Ever since moving here to Japan last summer, I've known that earthquakes will be a problem. As a result of that, most all of my model horses have been packed away this whole past year.
In the process of getting the studio organized over the past month or so, all of the horses had to come out. Off and on over this past year I had tried to make some sort of holders for my herd of Stablemates - the ones I was most worried about suffering damage in a 'quake - but I wasn't able to come up with something that I liked and that I thought I could easily mass produce.
Under pressure to FINALLY get everything unpacked and make "home" for everything during the great organizing quest, I had to stop hemming and hawing and make holders for the tiny herd. I wanted to come with with something fancy, made out of wood - and I still do - but I wrestled once again with how I wanted it to look, how it should go together, what materials to use, etc. etc.
Suddenly, in a flash of brilliance, or desperation, I thought: why not use cardboard??
That led us to this.
I didn't quite mean for this post to be a step-by-step tutorial, but I did go ahead and document most of the process that I used. Maybe this will give someone else ideas on how to make their own tiny horse holders...
At last, the dish pack box that was so carefully packed up over a year ago
was opened. Inside, a TON of Stablemates: OF, CM works in progress - along with some Safari horses, and random other tiny equines.
Eeeee! It's so good to see them again. Several of my GI Arab stallions here, including my beloved Solo (JCP SR rose grey).
Okay, on to the holders!
Tools used: scissors for any trimming needed, a ruler, pencil, scotch tape, and glue.

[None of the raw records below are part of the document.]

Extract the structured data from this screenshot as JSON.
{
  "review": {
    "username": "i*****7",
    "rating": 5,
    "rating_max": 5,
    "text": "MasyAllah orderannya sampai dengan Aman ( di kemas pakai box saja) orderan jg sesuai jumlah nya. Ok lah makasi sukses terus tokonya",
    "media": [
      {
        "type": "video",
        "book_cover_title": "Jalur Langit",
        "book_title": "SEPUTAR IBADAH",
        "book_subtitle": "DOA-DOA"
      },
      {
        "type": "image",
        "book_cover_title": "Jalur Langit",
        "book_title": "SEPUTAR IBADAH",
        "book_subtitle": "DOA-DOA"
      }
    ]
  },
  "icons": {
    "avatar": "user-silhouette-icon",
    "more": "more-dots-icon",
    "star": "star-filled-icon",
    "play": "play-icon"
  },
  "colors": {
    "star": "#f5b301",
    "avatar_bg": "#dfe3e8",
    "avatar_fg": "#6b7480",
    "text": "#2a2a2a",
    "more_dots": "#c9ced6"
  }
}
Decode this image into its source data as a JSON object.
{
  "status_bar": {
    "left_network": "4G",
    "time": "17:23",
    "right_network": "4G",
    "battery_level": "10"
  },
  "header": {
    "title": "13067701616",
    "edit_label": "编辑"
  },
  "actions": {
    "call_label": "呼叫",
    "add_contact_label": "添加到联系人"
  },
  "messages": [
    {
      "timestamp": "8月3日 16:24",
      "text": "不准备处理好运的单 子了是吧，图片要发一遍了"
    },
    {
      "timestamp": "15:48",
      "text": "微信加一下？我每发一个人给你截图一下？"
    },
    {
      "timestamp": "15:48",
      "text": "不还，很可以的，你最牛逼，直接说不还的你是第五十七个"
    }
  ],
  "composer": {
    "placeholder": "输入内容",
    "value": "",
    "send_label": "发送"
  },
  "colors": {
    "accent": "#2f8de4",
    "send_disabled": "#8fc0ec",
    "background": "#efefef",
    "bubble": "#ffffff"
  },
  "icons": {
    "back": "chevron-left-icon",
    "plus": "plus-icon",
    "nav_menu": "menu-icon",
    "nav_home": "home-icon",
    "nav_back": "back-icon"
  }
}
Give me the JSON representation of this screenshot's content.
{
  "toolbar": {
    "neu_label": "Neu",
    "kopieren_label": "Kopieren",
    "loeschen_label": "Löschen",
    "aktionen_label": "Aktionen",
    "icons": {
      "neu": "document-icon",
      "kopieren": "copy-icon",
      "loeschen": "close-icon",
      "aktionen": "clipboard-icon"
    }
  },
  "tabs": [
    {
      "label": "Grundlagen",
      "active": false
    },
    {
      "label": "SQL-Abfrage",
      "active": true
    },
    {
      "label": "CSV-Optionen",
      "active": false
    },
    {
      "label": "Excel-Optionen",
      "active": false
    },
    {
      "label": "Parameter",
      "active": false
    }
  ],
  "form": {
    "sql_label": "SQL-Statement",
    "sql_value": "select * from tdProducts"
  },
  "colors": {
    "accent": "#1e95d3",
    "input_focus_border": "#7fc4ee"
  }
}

And of course: cardboard, lots of cardboard. I used our laser to cut the pieces out. It's wonderful to have the high tech awesomeness for my use, but I'm sure the cutting could also be done with scissors or a hobby knife (carefully!).
Here are the pieces that went into each holder. From top to bottom: the bottom, back, front, and 17 dividers - giving me 16 stalls per holder.
Necessary: glue. Optional equipment: supervisor cat. She inspects my glue bottle, seems a bit skeptical. I used regular old Elmer's glue.
Also optional: a candle or other desired creative ambiance, and a beverage of choice.
First step was to glue the back to the bottom. This was probably the trickiest step, having to align the whole length of it just right, with nothing else as a guide or to hold onto. In all of these steps, I didn't wait for the glue to dry, so that I could shift the pieces if I needed to. I just let it get tacky to where it was holding, but still flexible.
Then I glued on the side pieces (just two of the dividers), using them to square up the back piece.
Out comes the ruler and pencil.
I actually marked the center of the bottom piece and placed the center divider first, but I didn't take a picture of that.
Here are all dividers on one side put in...
... and here they are all glued in.
I found that a gap of 1.25 inches between dividers will fit almost all stablemate molds, except for a few of the newer ones. Those who needed wider stalls are the: G3 Andalusian (rearing) and G4 Reining. The G1 Drafter was almost too chubby to fit, but they did go into the regular stalls just fine.
Additionally, my holders were too short for the G3 Mustang (running) and G4 Hanoverian (extended trot). For all of them, I made one holder with a gap of about 2 inches in between dividers, to fit the wider molds and be able to put the longer molds in at an angle. I don't have every single SM mold to test sizes, but nearly!
Moving on, here is the front piece put on. I put the fronts in a bit of scotch tape "traction" until the glue died, or was mostly dry.
Here is one finished custom made tiny horse holder!
Next up, specifically with the dreaded earthquakes in mind, I used some of this stuff:
I put two small wads of it on each end of the shelf, front and back.
Then I set the holder in place and pushed down on the floor of each end stall. They are stuck on the shelves very nicely and certainly won't be able to slide off!
Fast forward several days and many hours later, all of the shelves have holders and all of my little herd are unpacked!
Over halfway through the entire project, I thought about painting them so they would look... less like cardboard. As an experiment, I painted one front piece. I think it looks nice and I'm considering going back and painting all of them. Of course it would have been easier to paint them during the construction process, versus once they are stuck to the shelves, but oh well. I can always use another project, right? .... Right?
Speaking of other projects, now that the tiny herd is secured, that leaves... the big'uns. My quick and dirty fix after unpacking them was to strap tape across the front of their shelves. They can still play dominoes right now, but at least they shouldn't be able to skydive off of the shelves in a quake. Next up will be to fashion holders for them.